• _Your task_:
All of the entries are to be repeated exactly, with no pictures included.

= = = = =

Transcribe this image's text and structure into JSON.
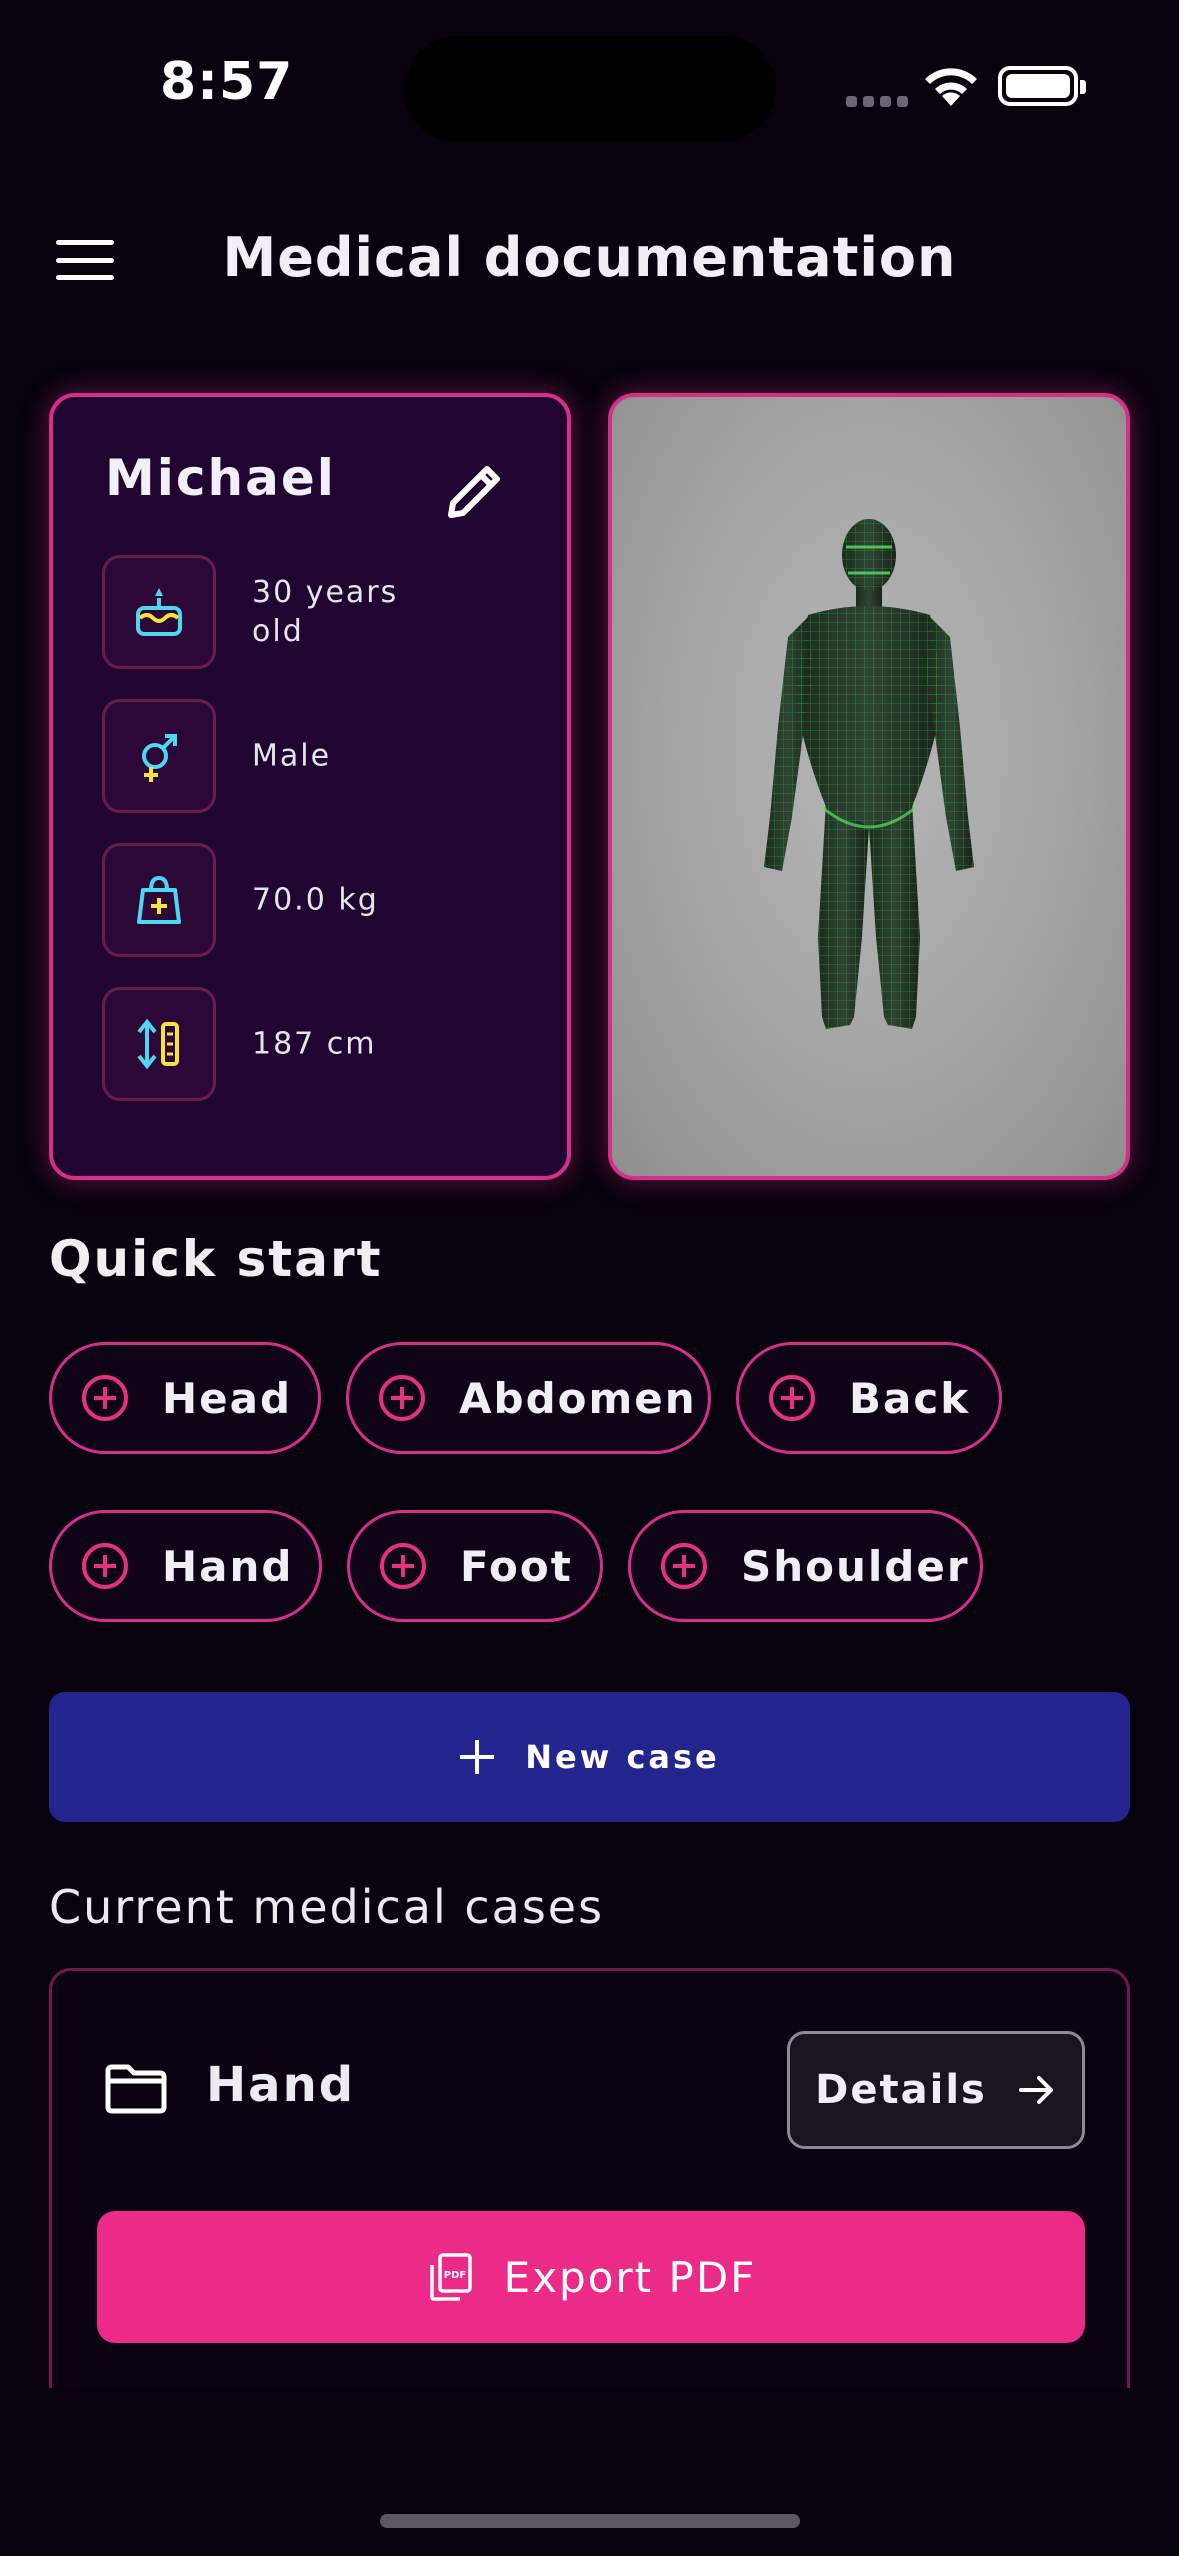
{
  "status_bar": {
    "time": "8:57"
  },
  "header": {
    "title": "Medical documentation"
  },
  "patient": {
    "name": "Michael",
    "age": "30 years old",
    "sex": "Male",
    "weight": "70.0 kg",
    "height": "187 cm"
  },
  "quick_start": {
    "title": "Quick start",
    "chips": [
      "Head",
      "Abdomen",
      "Back",
      "Hand",
      "Foot",
      "Shoulder"
    ]
  },
  "new_case": {
    "label": "New case"
  },
  "cases": {
    "title": "Current medical cases",
    "items": [
      {
        "name": "Hand",
        "details_label": "Details",
        "export_label": "Export PDF"
      }
    ]
  },
  "colors": {
    "accent_pink": "#ec2a88",
    "primary_blue": "#23248e",
    "card_background": "#1f0530",
    "icon_cyan": "#4fd6f0",
    "icon_yellow": "#f5e53a"
  },
  "icons": {
    "menu": "hamburger-icon",
    "edit": "pencil-icon",
    "age": "birthday-cake-icon",
    "sex": "gender-icon",
    "weight": "weight-bag-icon",
    "height": "ruler-height-icon",
    "chip": "add-circle-icon",
    "folder": "folder-icon",
    "arrow": "arrow-right-icon",
    "pdf": "pdf-file-icon"
  }
}
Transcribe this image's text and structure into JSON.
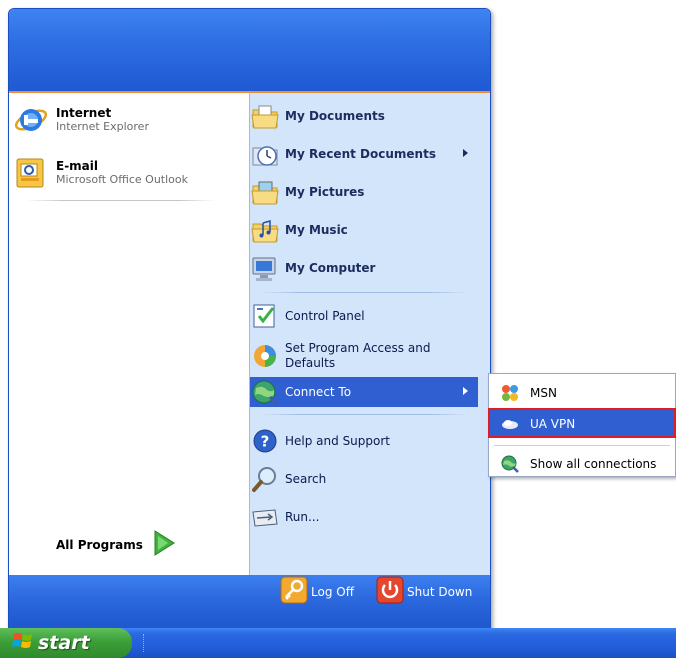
{
  "pinned": [
    {
      "title": "Internet",
      "subtitle": "Internet Explorer",
      "icon": "internet-explorer-icon"
    },
    {
      "title": "E-mail",
      "subtitle": "Microsoft Office Outlook",
      "icon": "outlook-icon"
    }
  ],
  "all_programs": {
    "label": "All Programs",
    "icon": "green-arrow-icon"
  },
  "right_items": [
    {
      "label": "My Documents",
      "icon": "folder-documents-icon",
      "bold": true
    },
    {
      "label": "My Recent Documents",
      "icon": "recent-documents-icon",
      "bold": true,
      "submenu": true
    },
    {
      "label": "My Pictures",
      "icon": "folder-pictures-icon",
      "bold": true
    },
    {
      "label": "My Music",
      "icon": "folder-music-icon",
      "bold": true
    },
    {
      "label": "My Computer",
      "icon": "computer-icon",
      "bold": true
    },
    {
      "label": "Control Panel",
      "icon": "control-panel-icon"
    },
    {
      "label": "Set Program Access and Defaults",
      "icon": "program-access-icon"
    },
    {
      "label": "Connect To",
      "icon": "network-globe-icon",
      "submenu": true,
      "highlighted": true
    },
    {
      "label": "Help and Support",
      "icon": "help-icon"
    },
    {
      "label": "Search",
      "icon": "search-icon"
    },
    {
      "label": "Run...",
      "icon": "run-icon"
    }
  ],
  "footer": {
    "log_off": "Log Off",
    "shut_down": "Shut Down"
  },
  "connect_submenu": [
    {
      "label": "MSN",
      "icon": "msn-butterfly-icon"
    },
    {
      "label": "UA VPN",
      "icon": "vpn-connection-icon",
      "highlighted": true
    },
    {
      "label": "Show all connections",
      "icon": "network-connections-icon"
    }
  ],
  "taskbar": {
    "start_label": "start"
  },
  "colors": {
    "header_blue": "#2e6fe3",
    "right_panel": "#d3e5fa",
    "highlight": "#2f5fd1",
    "start_green": "#3c9f38",
    "annotation_red": "#e31b23",
    "separator_orange": "#f28b36"
  }
}
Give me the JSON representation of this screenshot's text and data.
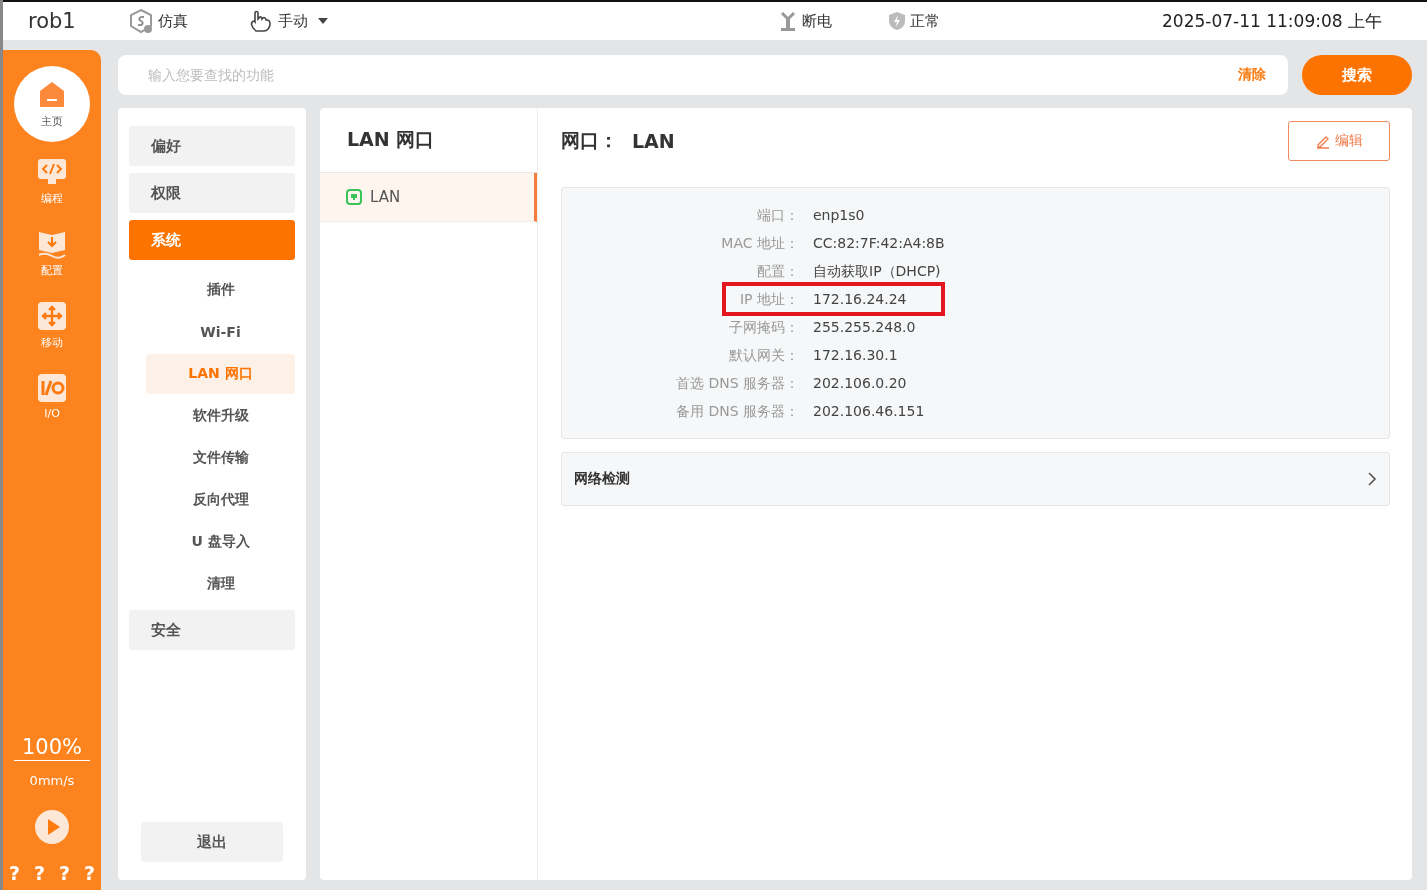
{
  "top_bar": {
    "robot": "rob1",
    "mode": "仿真",
    "control": "手动",
    "power": "断电",
    "safety": "正常",
    "datetime": "2025-07-11 11:09:08 上午"
  },
  "nav": {
    "items": [
      {
        "kind": "home",
        "label": "主页",
        "selected": true
      },
      {
        "kind": "code",
        "label": "编程",
        "selected": false
      },
      {
        "kind": "config",
        "label": "配置",
        "selected": false
      },
      {
        "kind": "move",
        "label": "移动",
        "selected": false
      },
      {
        "kind": "io",
        "label": "I/O",
        "selected": false
      }
    ],
    "speed_percent": "100%",
    "speed": "0mm/s",
    "status_marks": [
      "?",
      "?",
      "?",
      "?"
    ]
  },
  "search": {
    "placeholder": "输入您要查找的功能",
    "clear": "清除",
    "button": "搜索"
  },
  "settings_menu": {
    "items": [
      {
        "label": "偏好",
        "selected": false
      },
      {
        "label": "权限",
        "selected": false
      },
      {
        "label": "系统",
        "selected": true,
        "children": [
          {
            "label": "插件",
            "selected": false
          },
          {
            "label": "Wi-Fi",
            "selected": false
          },
          {
            "label": "LAN 网口",
            "selected": true
          },
          {
            "label": "软件升级",
            "selected": false
          },
          {
            "label": "文件传输",
            "selected": false
          },
          {
            "label": "反向代理",
            "selected": false
          },
          {
            "label": "U 盘导入",
            "selected": false
          },
          {
            "label": "清理",
            "selected": false
          }
        ]
      },
      {
        "label": "安全",
        "selected": false
      }
    ],
    "exit": "退出"
  },
  "lan_list": {
    "title": "LAN 网口",
    "items": [
      {
        "label": "LAN",
        "selected": true
      }
    ]
  },
  "detail": {
    "title": "网口：",
    "name": "LAN",
    "edit": "编辑",
    "fields": [
      {
        "label": "端口：",
        "value": "enp1s0",
        "highlighted": false
      },
      {
        "label": "MAC 地址：",
        "value": "CC:82:7F:42:A4:8B",
        "highlighted": false
      },
      {
        "label": "配置：",
        "value": "自动获取IP（DHCP)",
        "highlighted": false
      },
      {
        "label": "IP 地址：",
        "value": "172.16.24.24",
        "highlighted": true
      },
      {
        "label": "子网掩码：",
        "value": "255.255.248.0",
        "highlighted": false
      },
      {
        "label": "默认网关：",
        "value": "172.16.30.1",
        "highlighted": false
      },
      {
        "label": "首选 DNS 服务器：",
        "value": "202.106.0.20",
        "highlighted": false
      },
      {
        "label": "备用 DNS 服务器：",
        "value": "202.106.46.151",
        "highlighted": false
      }
    ],
    "network_check": "网络检测"
  }
}
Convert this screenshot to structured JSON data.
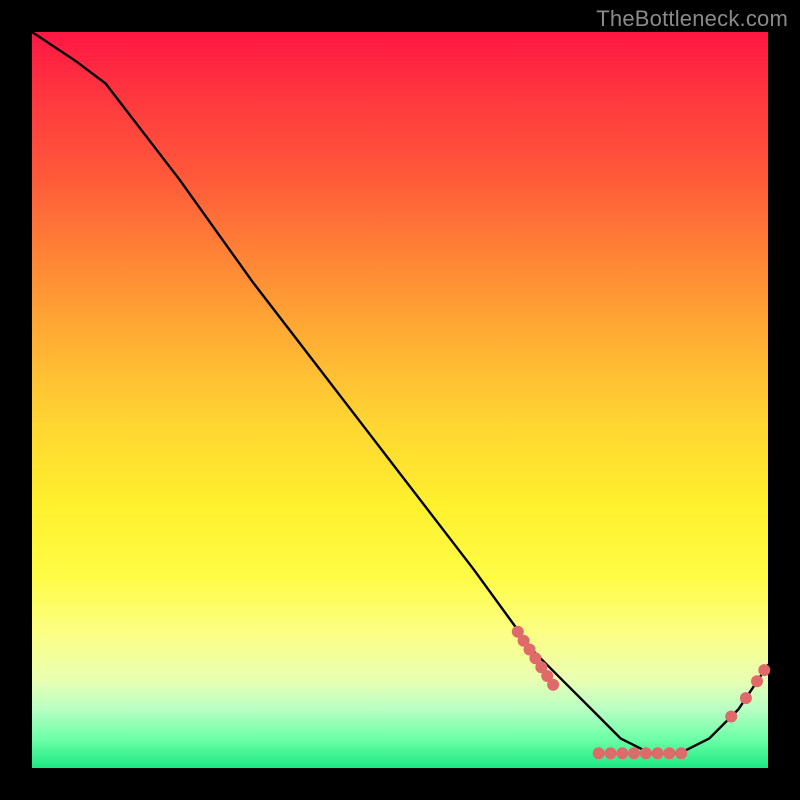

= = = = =

• _Your response_:
Transcribe this image's text and structure into JSON.
{
  "status_bar": {
    "time": "8:57"
  },
  "header": {
    "title": "Medical documentation"
  },
  "patient": {
    "name": "Michael",
    "age": "30 years old",
    "sex": "Male",
    "weight": "70.0 kg",
    "height": "187 cm"
  },
  "quick_start": {
    "title": "Quick start",
    "chips": [
      "Head",
      "Abdomen",
      "Back",
      "Hand",
      "Foot",
      "Shoulder"
    ]
  },
  "new_case": {
    "label": "New case"
  },
  "cases": {
    "title": "Current medical cases",
    "items": [
      {
        "name": "Hand",
        "details_label": "Details",
        "export_label": "Export PDF"
      }
    ]
  },
  "colors": {
    "accent_pink": "#ec2a88",
    "primary_blue": "#23248e",
    "card_background": "#1f0530",
    "icon_cyan": "#4fd6f0",
    "icon_yellow": "#f5e53a"
  },
  "icons": {
    "menu": "hamburger-icon",
    "edit": "pencil-icon",
    "age": "birthday-cake-icon",
    "sex": "gender-icon",
    "weight": "weight-bag-icon",
    "height": "ruler-height-icon",
    "chip": "add-circle-icon",
    "folder": "folder-icon",
    "arrow": "arrow-right-icon",
    "pdf": "pdf-file-icon"
  }
}
Transcribe this image's text and structure into JSON.
{
  "pinned": [
    {
      "title": "Internet",
      "subtitle": "Internet Explorer",
      "icon": "internet-explorer-icon"
    },
    {
      "title": "E-mail",
      "subtitle": "Microsoft Office Outlook",
      "icon": "outlook-icon"
    }
  ],
  "all_programs": {
    "label": "All Programs",
    "icon": "green-arrow-icon"
  },
  "right_items": [
    {
      "label": "My Documents",
      "icon": "folder-documents-icon",
      "bold": true
    },
    {
      "label": "My Recent Documents",
      "icon": "recent-documents-icon",
      "bold": true,
      "submenu": true
    },
    {
      "label": "My Pictures",
      "icon": "folder-pictures-icon",
      "bold": true
    },
    {
      "label": "My Music",
      "icon": "folder-music-icon",
      "bold": true
    },
    {
      "label": "My Computer",
      "icon": "computer-icon",
      "bold": true
    },
    {
      "label": "Control Panel",
      "icon": "control-panel-icon"
    },
    {
      "label": "Set Program Access and Defaults",
      "icon": "program-access-icon"
    },
    {
      "label": "Connect To",
      "icon": "network-globe-icon",
      "submenu": true,
      "highlighted": true
    },
    {
      "label": "Help and Support",
      "icon": "help-icon"
    },
    {
      "label": "Search",
      "icon": "search-icon"
    },
    {
      "label": "Run...",
      "icon": "run-icon"
    }
  ],
  "footer": {
    "log_off": "Log Off",
    "shut_down": "Shut Down"
  },
  "connect_submenu": [
    {
      "label": "MSN",
      "icon": "msn-butterfly-icon"
    },
    {
      "label": "UA VPN",
      "icon": "vpn-connection-icon",
      "highlighted": true
    },
    {
      "label": "Show all connections",
      "icon": "network-connections-icon"
    }
  ],
  "taskbar": {
    "start_label": "start"
  },
  "colors": {
    "header_blue": "#2e6fe3",
    "right_panel": "#d3e5fa",
    "highlight": "#2f5fd1",
    "start_green": "#3c9f38",
    "annotation_red": "#e31b23",
    "separator_orange": "#f28b36"
  }
}
Give me the JSON representation of this screenshot's text and data.
{
  "top_bar": {
    "robot": "rob1",
    "mode": "仿真",
    "control": "手动",
    "power": "断电",
    "safety": "正常",
    "datetime": "2025-07-11 11:09:08 上午"
  },
  "nav": {
    "items": [
      {
        "kind": "home",
        "label": "主页",
        "selected": true
      },
      {
        "kind": "code",
        "label": "编程",
        "selected": false
      },
      {
        "kind": "config",
        "label": "配置",
        "selected": false
      },
      {
        "kind": "move",
        "label": "移动",
        "selected": false
      },
      {
        "kind": "io",
        "label": "I/O",
        "selected": false
      }
    ],
    "speed_percent": "100%",
    "speed": "0mm/s",
    "status_marks": [
      "?",
      "?",
      "?",
      "?"
    ]
  },
  "search": {
    "placeholder": "输入您要查找的功能",
    "clear": "清除",
    "button": "搜索"
  },
  "settings_menu": {
    "items": [
      {
        "label": "偏好",
        "selected": false
      },
      {
        "label": "权限",
        "selected": false
      },
      {
        "label": "系统",
        "selected": true,
        "children": [
          {
            "label": "插件",
            "selected": false
          },
          {
            "label": "Wi-Fi",
            "selected": false
          },
          {
            "label": "LAN 网口",
            "selected": true
          },
          {
            "label": "软件升级",
            "selected": false
          },
          {
            "label": "文件传输",
            "selected": false
          },
          {
            "label": "反向代理",
            "selected": false
          },
          {
            "label": "U 盘导入",
            "selected": false
          },
          {
            "label": "清理",
            "selected": false
          }
        ]
      },
      {
        "label": "安全",
        "selected": false
      }
    ],
    "exit": "退出"
  },
  "lan_list": {
    "title": "LAN 网口",
    "items": [
      {
        "label": "LAN",
        "selected": true
      }
    ]
  },
  "detail": {
    "title": "网口：",
    "name": "LAN",
    "edit": "编辑",
    "fields": [
      {
        "label": "端口：",
        "value": "enp1s0",
        "highlighted": false
      },
      {
        "label": "MAC 地址：",
        "value": "CC:82:7F:42:A4:8B",
        "highlighted": false
      },
      {
        "label": "配置：",
        "value": "自动获取IP（DHCP)",
        "highlighted": false
      },
      {
        "label": "IP 地址：",
        "value": "172.16.24.24",
        "highlighted": true
      },
      {
        "label": "子网掩码：",
        "value": "255.255.248.0",
        "highlighted": false
      },
      {
        "label": "默认网关：",
        "value": "172.16.30.1",
        "highlighted": false
      },
      {
        "label": "首选 DNS 服务器：",
        "value": "202.106.0.20",
        "highlighted": false
      },
      {
        "label": "备用 DNS 服务器：",
        "value": "202.106.46.151",
        "highlighted": false
      }
    ],
    "network_check": "网络检测"
  }
}
Convert this screenshot to structured JSON data.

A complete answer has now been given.